• [Data excerpts]
- - -

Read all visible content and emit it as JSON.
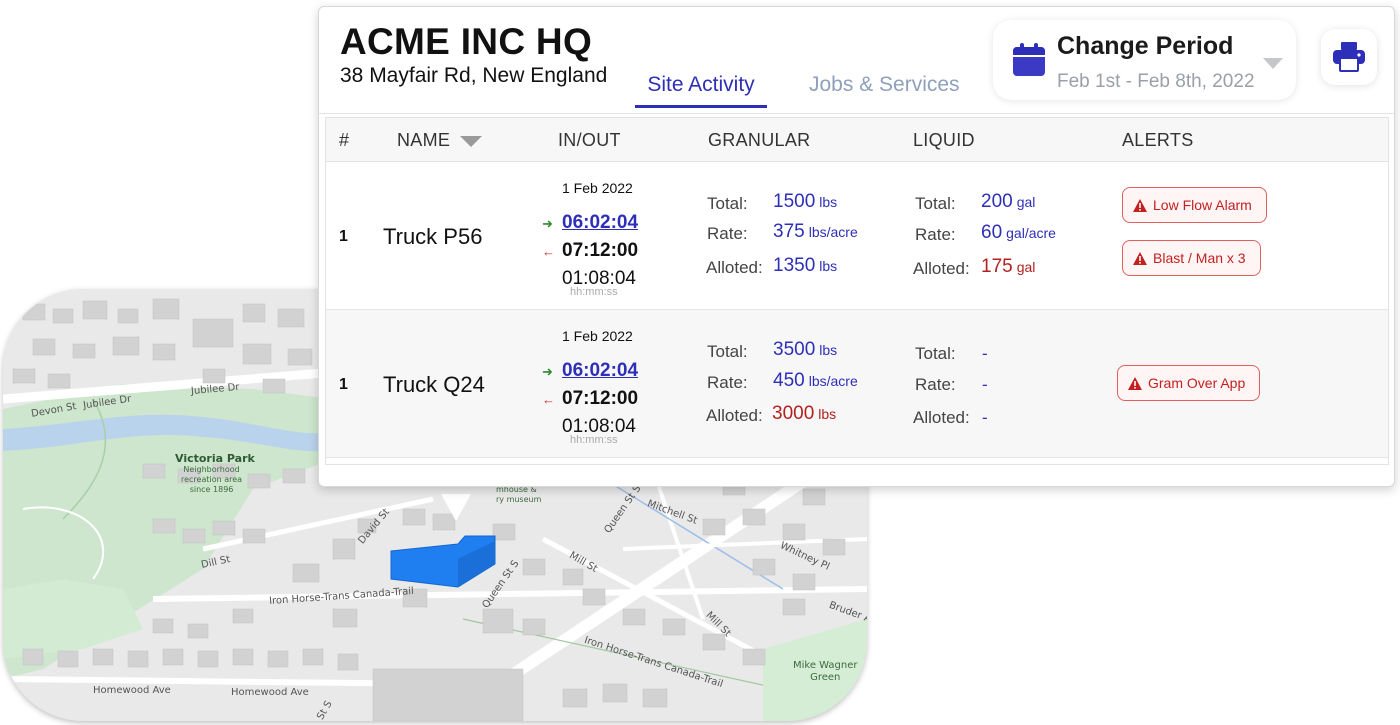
{
  "site": {
    "title": "ACME INC HQ",
    "address": "38 Mayfair Rd, New England"
  },
  "tabs": [
    {
      "label": "Site Activity",
      "active": true
    },
    {
      "label": "Jobs & Services",
      "active": false
    }
  ],
  "period": {
    "title": "Change Period",
    "range": "Feb 1st - Feb 8th, 2022",
    "icon": "calendar-icon"
  },
  "print": {
    "icon": "printer-icon"
  },
  "table": {
    "headers": [
      "#",
      "NAME",
      "IN/OUT",
      "GRANULAR",
      "LIQUID",
      "ALERTS"
    ],
    "labels": {
      "total": "Total:",
      "rate": "Rate:",
      "alloted": "Alloted:",
      "hms": "hh:mm:ss"
    },
    "rows": [
      {
        "num": "1",
        "name": "Truck P56",
        "date": "1 Feb 2022",
        "in_time": "06:02:04",
        "out_time": "07:12:00",
        "duration": "01:08:04",
        "granular": {
          "total": "1500",
          "total_unit": "lbs",
          "rate": "375",
          "rate_unit": "lbs/acre",
          "alloted": "1350",
          "alloted_unit": "lbs"
        },
        "liquid": {
          "total": "200",
          "total_unit": "gal",
          "rate": "60",
          "rate_unit": "gal/acre",
          "alloted": "175",
          "alloted_unit": "gal"
        },
        "alerts": [
          "Low Flow Alarm",
          "Blast / Man x 3"
        ]
      },
      {
        "num": "1",
        "name": "Truck Q24",
        "date": "1 Feb 2022",
        "in_time": "06:02:04",
        "out_time": "07:12:00",
        "duration": "01:08:04",
        "granular": {
          "total": "3500",
          "total_unit": "lbs",
          "rate": "450",
          "rate_unit": "lbs/acre",
          "alloted": "3000",
          "alloted_unit": "lbs"
        },
        "liquid": {
          "total": "-",
          "rate": "-",
          "alloted": "-"
        },
        "alerts": [
          "Gram Over App"
        ]
      }
    ]
  },
  "map": {
    "streets": [
      "Devon St",
      "Jubilee Dr",
      "Jubilee Dr",
      "Dill St",
      "David St",
      "Iron Horse-Trans Canada-Trail",
      "Queen St S",
      "Queen St S",
      "Mitchell St",
      "Mill St",
      "Mill St",
      "Whitney Pl",
      "Bruder A",
      "Iron Horse-Trans Canada-Trail",
      "Homewood Ave",
      "Homewood Ave",
      "St S"
    ],
    "park_name": "Victoria Park",
    "park_sub": [
      "Neighborhood",
      "recreation area",
      "since 1896"
    ],
    "museum": [
      "mhouse &",
      "ry museum"
    ],
    "green_name": [
      "Mike Wagner",
      "Green"
    ],
    "colors": {
      "water": "#b9d3ec",
      "park": "#cde6cd",
      "building": "#d4d4d4",
      "highlight": "#1f7ef0"
    }
  },
  "colors": {
    "accent": "#2e2fb8",
    "alert": "#c42020",
    "in_arrow": "#2e8b2e",
    "out_arrow": "#c23030"
  }
}
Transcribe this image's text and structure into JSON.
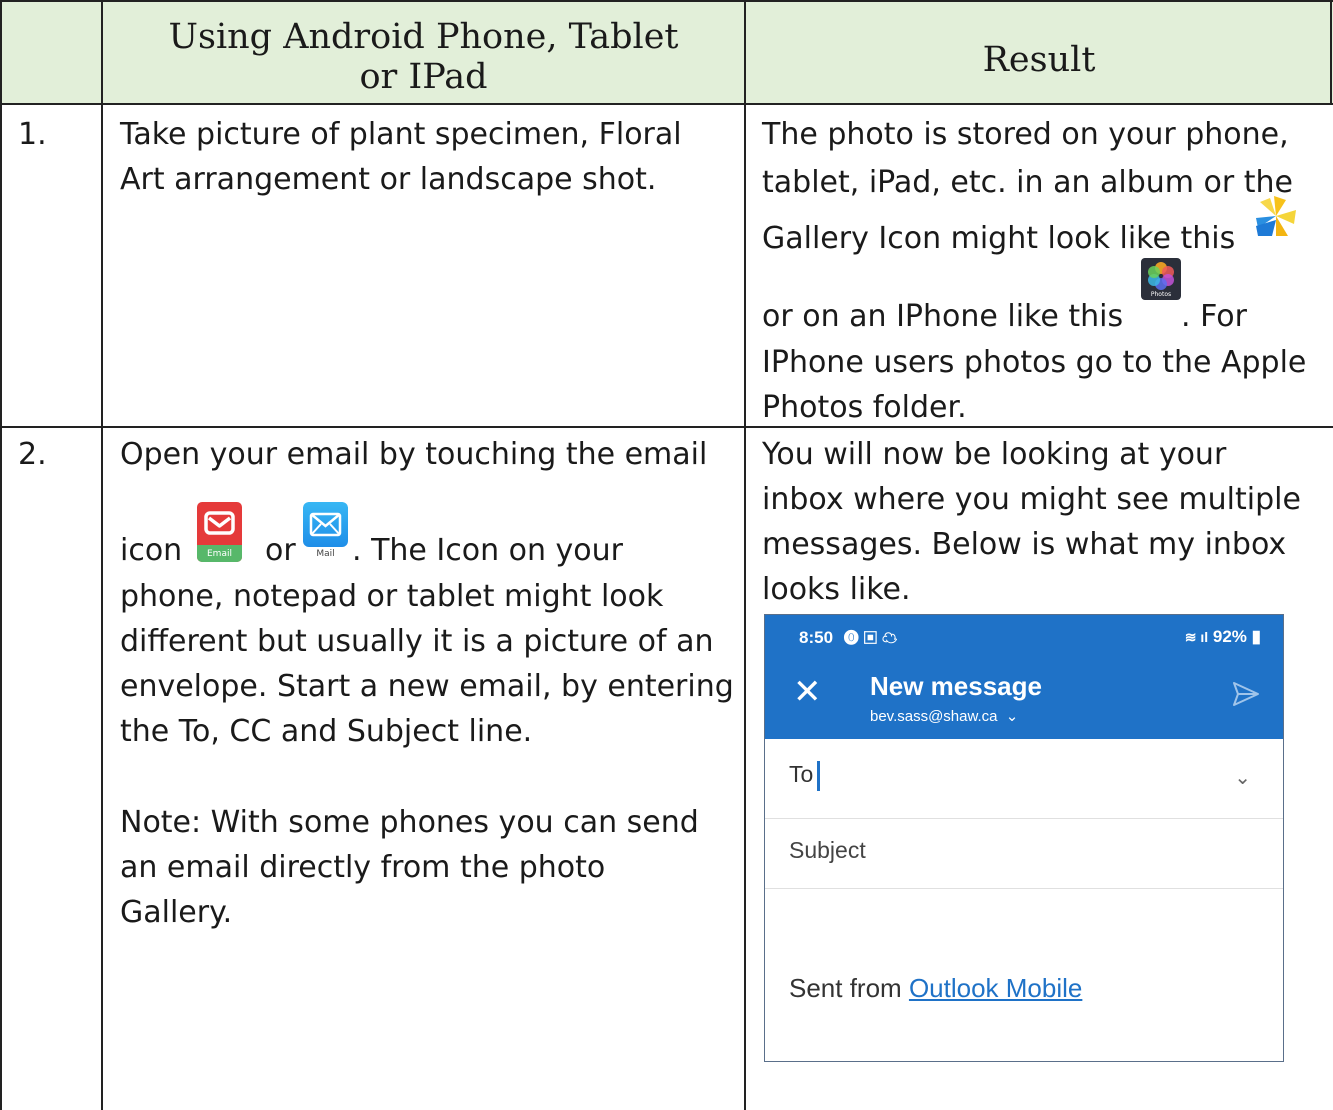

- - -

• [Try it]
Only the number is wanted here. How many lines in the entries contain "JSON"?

• [Result of the task]
2